[GIVEN RECORDS Boundary: Start]
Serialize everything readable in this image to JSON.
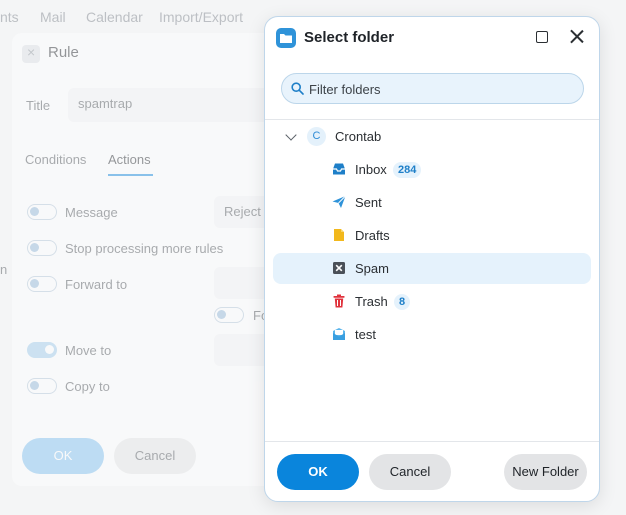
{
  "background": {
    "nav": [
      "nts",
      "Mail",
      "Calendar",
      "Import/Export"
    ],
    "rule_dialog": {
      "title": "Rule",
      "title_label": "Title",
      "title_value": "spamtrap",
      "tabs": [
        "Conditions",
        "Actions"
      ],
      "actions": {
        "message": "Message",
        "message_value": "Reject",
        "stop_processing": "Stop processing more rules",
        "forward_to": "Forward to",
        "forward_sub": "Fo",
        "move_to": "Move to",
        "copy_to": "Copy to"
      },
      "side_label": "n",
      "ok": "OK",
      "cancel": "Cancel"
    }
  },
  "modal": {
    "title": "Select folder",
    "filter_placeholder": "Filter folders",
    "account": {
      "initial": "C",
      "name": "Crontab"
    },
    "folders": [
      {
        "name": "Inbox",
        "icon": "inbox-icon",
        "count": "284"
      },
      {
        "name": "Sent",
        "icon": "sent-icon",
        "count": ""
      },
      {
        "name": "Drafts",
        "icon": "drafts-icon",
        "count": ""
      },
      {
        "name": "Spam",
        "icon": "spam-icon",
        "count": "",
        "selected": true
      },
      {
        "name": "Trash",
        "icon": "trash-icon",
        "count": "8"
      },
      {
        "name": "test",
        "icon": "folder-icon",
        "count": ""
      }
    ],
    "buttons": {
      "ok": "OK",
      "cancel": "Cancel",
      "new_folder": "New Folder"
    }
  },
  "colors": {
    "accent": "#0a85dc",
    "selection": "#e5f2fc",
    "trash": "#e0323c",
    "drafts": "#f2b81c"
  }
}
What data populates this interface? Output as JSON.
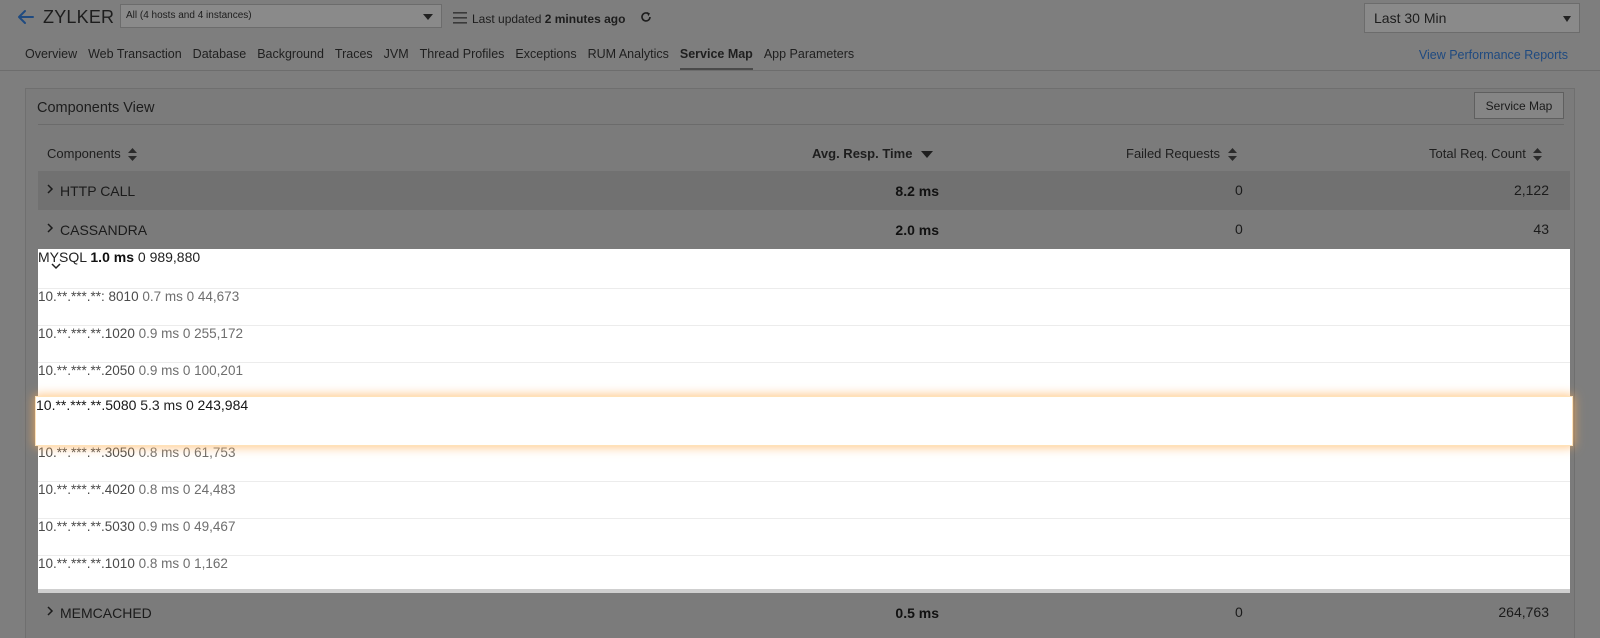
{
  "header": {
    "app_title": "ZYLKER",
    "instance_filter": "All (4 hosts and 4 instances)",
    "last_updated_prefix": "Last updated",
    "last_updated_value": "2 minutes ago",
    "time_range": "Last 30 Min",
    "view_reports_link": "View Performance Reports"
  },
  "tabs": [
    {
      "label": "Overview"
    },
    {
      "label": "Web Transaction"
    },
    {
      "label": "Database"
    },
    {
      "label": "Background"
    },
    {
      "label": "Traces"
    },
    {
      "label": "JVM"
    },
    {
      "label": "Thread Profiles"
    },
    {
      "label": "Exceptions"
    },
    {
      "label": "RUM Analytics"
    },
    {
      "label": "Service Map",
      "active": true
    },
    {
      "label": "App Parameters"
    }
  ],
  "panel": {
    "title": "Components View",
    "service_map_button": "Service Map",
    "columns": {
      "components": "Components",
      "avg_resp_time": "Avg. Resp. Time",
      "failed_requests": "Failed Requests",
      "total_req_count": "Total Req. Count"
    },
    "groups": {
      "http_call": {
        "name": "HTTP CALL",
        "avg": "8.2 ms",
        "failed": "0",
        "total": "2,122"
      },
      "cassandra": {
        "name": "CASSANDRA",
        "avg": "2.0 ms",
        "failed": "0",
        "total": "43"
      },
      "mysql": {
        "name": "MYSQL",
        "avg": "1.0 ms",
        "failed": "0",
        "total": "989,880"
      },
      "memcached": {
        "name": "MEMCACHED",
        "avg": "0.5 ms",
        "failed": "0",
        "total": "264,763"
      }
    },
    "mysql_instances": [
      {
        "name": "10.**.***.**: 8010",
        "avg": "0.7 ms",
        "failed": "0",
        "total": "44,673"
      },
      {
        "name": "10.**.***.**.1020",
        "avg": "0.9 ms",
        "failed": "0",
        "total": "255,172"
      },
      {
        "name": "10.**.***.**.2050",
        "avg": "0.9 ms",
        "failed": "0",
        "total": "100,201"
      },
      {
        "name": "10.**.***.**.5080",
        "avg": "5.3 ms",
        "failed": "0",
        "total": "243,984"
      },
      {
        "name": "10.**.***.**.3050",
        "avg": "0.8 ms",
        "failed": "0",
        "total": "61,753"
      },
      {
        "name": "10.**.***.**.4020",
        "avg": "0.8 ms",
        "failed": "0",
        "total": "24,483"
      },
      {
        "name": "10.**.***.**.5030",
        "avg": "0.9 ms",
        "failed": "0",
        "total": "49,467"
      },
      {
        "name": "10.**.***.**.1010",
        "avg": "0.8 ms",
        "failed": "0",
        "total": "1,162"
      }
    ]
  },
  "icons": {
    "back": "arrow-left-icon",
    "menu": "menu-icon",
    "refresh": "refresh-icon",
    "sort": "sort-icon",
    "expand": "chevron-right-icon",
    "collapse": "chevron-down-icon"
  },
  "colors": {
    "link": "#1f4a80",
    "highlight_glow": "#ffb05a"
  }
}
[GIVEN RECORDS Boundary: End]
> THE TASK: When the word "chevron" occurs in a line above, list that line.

> SOLUTION FOR THIS EXERCISE:
    "expand": "chevron-right-icon",
    "collapse": "chevron-down-icon"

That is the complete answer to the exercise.